By Alejandro Grattan-Domingez
(Reprinted by Request)
Prior to settling here in 1987, I had spent the previous 25 years laboring in the vineyards of the American film industry. Hollywood was then (and still is) famous for its colorful characters. However, as I already knew, Hollyweird (as it is known by some blue-nosed observers) had absolutely nothing on our own little corner of Mexico.
I first visited Lakeside in 1963. Back then it was a haven for hippies, one reason being that you could buy LSD in a local drugstore! The Queen of Lakeside was the famous actress Judith Anderson, who once while under the influence, had a chair placed on a barge, and as her anxious acolytes rowed like the slaves in the movie Ben Hur, serenely set forth for the south shore of the lake as majestically as Cleopatra must have appeared as she floated down the Nile.
Then there was Ray Rigby, once one of England’s top screen-writers. Having squandered his fortune, and now reduced to getting by on a pittance of a pension, he wrote in desperation to Margaret Thatcher, then the British PM. The letter purported to come from a “third-party,” and spelled out the depths to which Rigby had fallen. To my jaded eye, the note seemed something right out of “Uncle Tom’s Cabin,” the only thing missing an infant abandoned in a snowdrift. The letter ended by imploring Mrs. Thatcher to either drastically increase Rigby’s pension or at the least grant him an Order of the British Empire. Ray asked that I personally sign the appeal.
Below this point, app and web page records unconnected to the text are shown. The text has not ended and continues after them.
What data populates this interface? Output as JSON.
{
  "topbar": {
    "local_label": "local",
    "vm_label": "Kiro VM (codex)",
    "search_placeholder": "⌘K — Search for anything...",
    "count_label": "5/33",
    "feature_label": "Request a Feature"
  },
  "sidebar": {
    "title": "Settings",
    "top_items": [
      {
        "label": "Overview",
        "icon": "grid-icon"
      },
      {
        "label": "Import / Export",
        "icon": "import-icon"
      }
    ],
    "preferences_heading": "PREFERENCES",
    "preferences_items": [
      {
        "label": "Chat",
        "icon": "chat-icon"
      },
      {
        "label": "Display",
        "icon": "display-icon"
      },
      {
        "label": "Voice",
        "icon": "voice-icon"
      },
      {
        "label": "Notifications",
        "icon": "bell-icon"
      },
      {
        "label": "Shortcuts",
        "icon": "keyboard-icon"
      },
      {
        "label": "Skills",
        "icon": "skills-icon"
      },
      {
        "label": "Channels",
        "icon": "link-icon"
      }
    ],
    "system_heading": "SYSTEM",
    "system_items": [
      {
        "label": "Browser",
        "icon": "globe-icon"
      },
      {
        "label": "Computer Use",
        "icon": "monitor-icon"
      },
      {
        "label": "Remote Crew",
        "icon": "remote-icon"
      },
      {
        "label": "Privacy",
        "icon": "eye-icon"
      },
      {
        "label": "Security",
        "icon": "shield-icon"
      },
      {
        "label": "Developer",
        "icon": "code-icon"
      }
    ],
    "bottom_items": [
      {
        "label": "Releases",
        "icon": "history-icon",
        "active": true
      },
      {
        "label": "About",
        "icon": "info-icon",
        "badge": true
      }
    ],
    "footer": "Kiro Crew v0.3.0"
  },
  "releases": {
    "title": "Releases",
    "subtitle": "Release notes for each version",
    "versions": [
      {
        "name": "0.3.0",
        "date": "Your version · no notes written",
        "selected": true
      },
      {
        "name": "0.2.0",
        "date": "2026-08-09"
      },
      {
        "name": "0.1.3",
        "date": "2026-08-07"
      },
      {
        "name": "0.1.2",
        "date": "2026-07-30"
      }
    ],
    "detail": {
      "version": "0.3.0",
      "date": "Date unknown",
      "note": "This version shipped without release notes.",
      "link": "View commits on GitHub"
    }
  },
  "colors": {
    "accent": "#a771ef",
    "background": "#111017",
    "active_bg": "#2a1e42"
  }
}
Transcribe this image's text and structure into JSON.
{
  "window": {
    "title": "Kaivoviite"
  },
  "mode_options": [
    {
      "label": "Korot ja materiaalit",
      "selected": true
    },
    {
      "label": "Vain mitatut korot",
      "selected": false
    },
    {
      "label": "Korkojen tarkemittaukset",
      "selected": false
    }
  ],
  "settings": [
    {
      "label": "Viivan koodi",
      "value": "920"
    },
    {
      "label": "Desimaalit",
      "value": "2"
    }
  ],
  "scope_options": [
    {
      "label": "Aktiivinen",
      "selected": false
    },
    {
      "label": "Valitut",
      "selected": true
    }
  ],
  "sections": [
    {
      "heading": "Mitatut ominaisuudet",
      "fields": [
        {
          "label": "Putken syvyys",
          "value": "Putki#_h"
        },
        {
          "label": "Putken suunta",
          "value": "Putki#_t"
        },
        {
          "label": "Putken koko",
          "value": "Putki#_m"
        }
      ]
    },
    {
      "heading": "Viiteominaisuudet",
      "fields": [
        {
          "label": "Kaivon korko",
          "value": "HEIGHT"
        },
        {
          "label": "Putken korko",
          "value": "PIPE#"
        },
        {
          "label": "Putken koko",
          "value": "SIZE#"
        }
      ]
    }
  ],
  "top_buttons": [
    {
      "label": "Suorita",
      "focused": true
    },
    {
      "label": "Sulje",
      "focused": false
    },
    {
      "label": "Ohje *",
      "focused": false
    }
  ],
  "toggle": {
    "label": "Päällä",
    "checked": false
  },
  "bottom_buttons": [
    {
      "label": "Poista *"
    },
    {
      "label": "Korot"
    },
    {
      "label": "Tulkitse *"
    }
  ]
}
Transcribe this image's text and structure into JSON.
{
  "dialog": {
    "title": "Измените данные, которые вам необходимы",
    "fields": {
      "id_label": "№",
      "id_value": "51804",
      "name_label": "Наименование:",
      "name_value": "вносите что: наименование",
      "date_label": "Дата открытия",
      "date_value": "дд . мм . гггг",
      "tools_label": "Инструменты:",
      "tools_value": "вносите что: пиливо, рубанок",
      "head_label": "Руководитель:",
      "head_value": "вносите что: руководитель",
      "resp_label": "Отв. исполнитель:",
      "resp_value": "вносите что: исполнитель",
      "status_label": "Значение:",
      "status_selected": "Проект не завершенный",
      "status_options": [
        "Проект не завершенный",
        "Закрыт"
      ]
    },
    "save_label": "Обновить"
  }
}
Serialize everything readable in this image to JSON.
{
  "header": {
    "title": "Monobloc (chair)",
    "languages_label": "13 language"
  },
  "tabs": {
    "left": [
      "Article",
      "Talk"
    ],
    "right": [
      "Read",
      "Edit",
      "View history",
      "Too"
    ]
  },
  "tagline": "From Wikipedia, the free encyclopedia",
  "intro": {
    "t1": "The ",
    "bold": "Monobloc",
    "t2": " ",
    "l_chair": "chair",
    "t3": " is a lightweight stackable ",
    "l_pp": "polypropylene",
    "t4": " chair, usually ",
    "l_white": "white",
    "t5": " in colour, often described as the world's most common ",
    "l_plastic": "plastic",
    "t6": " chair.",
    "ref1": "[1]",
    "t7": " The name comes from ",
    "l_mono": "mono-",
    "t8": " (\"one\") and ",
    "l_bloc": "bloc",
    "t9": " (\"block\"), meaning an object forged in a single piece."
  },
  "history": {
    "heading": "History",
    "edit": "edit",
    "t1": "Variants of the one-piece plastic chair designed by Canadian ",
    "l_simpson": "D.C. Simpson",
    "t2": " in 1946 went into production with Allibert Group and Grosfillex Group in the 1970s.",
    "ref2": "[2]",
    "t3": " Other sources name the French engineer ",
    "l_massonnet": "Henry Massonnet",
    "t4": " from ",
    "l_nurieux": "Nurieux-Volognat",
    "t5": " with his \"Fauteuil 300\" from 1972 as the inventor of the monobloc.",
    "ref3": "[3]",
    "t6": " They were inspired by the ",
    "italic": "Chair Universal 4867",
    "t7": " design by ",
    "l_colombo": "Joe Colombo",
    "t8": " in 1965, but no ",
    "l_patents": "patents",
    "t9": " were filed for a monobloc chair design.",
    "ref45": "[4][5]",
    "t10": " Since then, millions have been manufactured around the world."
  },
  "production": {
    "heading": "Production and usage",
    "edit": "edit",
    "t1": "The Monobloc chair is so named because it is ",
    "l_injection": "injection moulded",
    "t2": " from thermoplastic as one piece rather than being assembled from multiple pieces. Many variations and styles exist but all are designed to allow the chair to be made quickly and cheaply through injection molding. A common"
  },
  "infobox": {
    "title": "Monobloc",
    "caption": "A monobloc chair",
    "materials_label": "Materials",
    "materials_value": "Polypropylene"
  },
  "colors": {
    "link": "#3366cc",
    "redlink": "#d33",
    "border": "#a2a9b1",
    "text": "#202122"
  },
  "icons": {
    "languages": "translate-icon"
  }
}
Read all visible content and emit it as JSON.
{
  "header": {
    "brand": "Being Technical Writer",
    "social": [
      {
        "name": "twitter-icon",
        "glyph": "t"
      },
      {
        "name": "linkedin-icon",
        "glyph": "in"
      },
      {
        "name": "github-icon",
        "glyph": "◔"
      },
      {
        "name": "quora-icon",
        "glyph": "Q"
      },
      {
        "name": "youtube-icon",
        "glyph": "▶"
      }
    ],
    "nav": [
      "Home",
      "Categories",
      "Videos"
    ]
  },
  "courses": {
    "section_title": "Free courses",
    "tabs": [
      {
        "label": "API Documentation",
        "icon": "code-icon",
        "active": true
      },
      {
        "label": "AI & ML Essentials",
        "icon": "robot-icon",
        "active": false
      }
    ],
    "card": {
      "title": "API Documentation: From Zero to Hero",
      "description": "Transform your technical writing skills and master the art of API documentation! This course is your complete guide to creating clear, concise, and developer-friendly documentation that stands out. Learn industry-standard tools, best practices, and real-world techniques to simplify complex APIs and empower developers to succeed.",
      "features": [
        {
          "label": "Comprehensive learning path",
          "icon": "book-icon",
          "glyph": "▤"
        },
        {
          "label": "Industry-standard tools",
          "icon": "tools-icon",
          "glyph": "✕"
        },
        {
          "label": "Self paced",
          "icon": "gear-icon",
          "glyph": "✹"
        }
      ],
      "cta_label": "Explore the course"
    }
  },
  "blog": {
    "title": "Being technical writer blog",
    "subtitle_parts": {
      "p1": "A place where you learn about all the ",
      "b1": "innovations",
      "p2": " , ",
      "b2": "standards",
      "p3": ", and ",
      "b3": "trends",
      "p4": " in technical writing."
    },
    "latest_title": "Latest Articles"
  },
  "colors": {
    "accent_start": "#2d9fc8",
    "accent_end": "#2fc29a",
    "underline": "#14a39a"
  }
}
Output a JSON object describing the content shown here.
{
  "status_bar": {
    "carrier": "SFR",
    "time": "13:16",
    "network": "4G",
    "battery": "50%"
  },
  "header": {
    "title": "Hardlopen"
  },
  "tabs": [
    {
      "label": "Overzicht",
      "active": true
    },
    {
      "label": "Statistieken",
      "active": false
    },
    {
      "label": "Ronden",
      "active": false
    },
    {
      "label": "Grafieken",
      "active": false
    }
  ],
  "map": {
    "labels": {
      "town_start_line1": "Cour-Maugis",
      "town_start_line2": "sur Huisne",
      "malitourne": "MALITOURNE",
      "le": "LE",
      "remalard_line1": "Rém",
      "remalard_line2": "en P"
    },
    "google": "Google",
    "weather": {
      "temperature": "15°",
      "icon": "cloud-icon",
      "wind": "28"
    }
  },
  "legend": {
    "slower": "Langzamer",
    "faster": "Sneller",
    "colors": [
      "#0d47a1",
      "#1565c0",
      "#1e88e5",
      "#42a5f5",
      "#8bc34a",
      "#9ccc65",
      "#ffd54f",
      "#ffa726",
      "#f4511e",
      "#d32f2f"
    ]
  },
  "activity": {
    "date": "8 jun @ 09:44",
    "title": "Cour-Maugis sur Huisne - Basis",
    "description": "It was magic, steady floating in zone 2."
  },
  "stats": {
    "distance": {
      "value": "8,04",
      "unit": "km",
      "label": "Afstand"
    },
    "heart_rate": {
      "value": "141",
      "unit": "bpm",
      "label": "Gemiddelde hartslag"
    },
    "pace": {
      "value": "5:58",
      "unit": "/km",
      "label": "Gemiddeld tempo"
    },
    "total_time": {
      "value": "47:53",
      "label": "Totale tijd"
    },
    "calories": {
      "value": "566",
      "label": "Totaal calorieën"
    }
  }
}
Two months later, I received a letter marked “10 Downing Street.” It was from Thatcher’s personal secretary, advising that the PM, touched by the plight of one of Britain’s most illustrious subjects, would personally look into the matter. Six weeks later, Ray received notice from the pension department that “at the personal instigation of the PM herself, we have looked into your folder--and unfortunately find that we have been over-paying you for several years. Hence, we must deduct 25 pounds per month until the short-fall is made up. Sincerely Yours.” A short while later, Ray passed away. I still wonder if the two events were related.
Another Lakeside character was Ian, who often spent hours in the Ajijic plaza drinking wine from a goatskin. I once asked him why he drank so much. Peering at me as if I were a retarded child, he said, “Because when I drink, things look better to me. When I drink a lot, people look better. And when I finally get drunk, even you look a little better.” I never asked my friend another stupid question.
Then there was the gringo who announced that he was going to end his life by walking out into the lake. But a hundred feet into the drink, he became hopelessly entangled in the lirio and what had seemed a tragic suicide attempt instead became a slap-stick routine.
Or the grande dame, (formerly a ballerina in Russia) who at age 80 rented a huge theater to render a farewell performance. The audience stopped counting after she had fallen down for the eighteenth time.
Or the well-known actor who in the company of Ray Rigby was in the habit of crawling from one cantina to another. Once, told that Ray was again “thirsty,” the actor’s wife beseeched me not to tell her husband. She was tired of having them arrive at dawn on her doorstep “yammering like old Walter Brennan.” It seemed both men usually lost their false teeth over the course of an evening, and she was tired of buying her husband new dentures.
Today, Ajijic is much more respectable. But every now and then, I miss the good old days. Which were never really that good—but certainly a lot more colorful.